The reason for choosing this date was because it was Holi. The property being purchased was no ordinary property, its usage was an ashram/retreat centre in the holy isle of Avalon, Glastonbury.
The purchase was being funded in whole by an English man. He had been inspired to follow a spiritual path, and this was his contribution; something the lender’s lawyer could not get her head around. Not that it should have been any of her business.
In order to expedite the transaction we chose a private bridger who dispensed with the need for a valuation. Relative to the purchase price the loan was very small. Nearly all lenders, private or otherwise, insist on doing a valuation. The only question a lender is concerned with is in the event of a default and repossession can they get the principal and the interest back? As long as the title is clear, and the loan to value is low enough there should be no issues.
We have done several transactions with this lender, for this very reason; a useful instrument to have in one’s arsenal especially when purchasing during a lockdown, when no valuer was prepared to come out for a valuation. This could be the difference between doing and not doing a deal.
The lender’s lawyer had fired off 25 questions to the purchaser’s lawyer the week before, and simultaneously advised the completion should be postponed to later.
We have done a bridge in three days, which included a weekend; from Friday to Monday. Therefore, this really wasn’t necessary in my opinion. I feel that many of the questions are for the lawyer to cover themselves from forever being sued. In my opinion, it seems this is their agenda, not always in the commercial interest of the client.

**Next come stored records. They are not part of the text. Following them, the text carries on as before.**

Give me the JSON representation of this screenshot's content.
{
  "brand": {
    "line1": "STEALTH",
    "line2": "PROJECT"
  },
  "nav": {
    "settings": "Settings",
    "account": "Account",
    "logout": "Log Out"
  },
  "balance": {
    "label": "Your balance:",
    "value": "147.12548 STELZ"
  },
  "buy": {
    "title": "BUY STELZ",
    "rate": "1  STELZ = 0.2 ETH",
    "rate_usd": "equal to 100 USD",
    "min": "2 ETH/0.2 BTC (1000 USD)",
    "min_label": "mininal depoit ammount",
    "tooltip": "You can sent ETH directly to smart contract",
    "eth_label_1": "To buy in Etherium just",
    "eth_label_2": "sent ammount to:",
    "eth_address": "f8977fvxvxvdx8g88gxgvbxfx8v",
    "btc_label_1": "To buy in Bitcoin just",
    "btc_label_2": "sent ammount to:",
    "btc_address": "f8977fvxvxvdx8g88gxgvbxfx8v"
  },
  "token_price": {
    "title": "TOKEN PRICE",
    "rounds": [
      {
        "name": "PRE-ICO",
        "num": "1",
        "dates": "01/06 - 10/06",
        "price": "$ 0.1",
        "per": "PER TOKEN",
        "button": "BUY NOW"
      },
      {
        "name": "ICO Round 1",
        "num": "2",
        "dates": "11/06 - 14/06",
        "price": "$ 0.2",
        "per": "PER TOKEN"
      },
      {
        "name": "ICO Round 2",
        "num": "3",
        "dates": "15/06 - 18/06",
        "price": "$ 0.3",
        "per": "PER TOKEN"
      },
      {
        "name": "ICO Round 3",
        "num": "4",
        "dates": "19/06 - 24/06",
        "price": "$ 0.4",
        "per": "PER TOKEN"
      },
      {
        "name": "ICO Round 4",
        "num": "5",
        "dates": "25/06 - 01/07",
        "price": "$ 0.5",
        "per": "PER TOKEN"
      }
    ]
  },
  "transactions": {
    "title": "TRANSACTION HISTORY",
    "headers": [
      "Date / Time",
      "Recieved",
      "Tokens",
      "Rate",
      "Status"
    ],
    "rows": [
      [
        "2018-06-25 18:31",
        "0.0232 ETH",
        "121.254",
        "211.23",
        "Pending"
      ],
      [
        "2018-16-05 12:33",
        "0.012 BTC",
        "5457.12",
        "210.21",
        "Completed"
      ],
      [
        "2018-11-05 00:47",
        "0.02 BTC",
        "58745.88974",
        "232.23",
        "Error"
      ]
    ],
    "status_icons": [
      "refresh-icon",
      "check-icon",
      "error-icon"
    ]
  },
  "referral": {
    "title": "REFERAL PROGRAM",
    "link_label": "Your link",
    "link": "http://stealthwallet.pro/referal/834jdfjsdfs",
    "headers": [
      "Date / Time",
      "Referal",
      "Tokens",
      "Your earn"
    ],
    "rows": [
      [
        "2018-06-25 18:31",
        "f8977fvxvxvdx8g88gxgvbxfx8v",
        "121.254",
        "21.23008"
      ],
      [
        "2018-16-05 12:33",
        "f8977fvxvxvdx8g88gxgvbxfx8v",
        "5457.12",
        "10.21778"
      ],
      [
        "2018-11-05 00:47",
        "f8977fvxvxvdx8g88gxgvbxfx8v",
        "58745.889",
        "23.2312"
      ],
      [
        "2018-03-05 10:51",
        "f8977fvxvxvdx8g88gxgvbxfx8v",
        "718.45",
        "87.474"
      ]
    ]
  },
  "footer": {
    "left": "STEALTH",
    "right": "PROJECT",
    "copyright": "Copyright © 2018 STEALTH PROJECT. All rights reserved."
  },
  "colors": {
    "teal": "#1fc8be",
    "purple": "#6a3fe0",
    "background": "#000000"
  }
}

If you give them the extra time they desire, rest assured they will find a way to fulfil it, and be able to justify it.
If you stand firm with the completion date, and drill down on each question, there could be a chance. This was the stance taken. Some of the questions were to do with the usage class, this frankly is not the lender’s lawyer’s business. It’s to do with the buyer and the council. This is not Westminster or Kensington & Chelsea. It’s a pretty laid back part of the UK.
By switching our role to one of an assistant we were able to either dismiss the questions asked or get them addressed. As this was a lender who was accessible and commercially minded we were able to progress through these quickly.
It was tight, but the deal was done on the desired, opportune day; just in time for the head guru to arrive on Monday to bless the premises.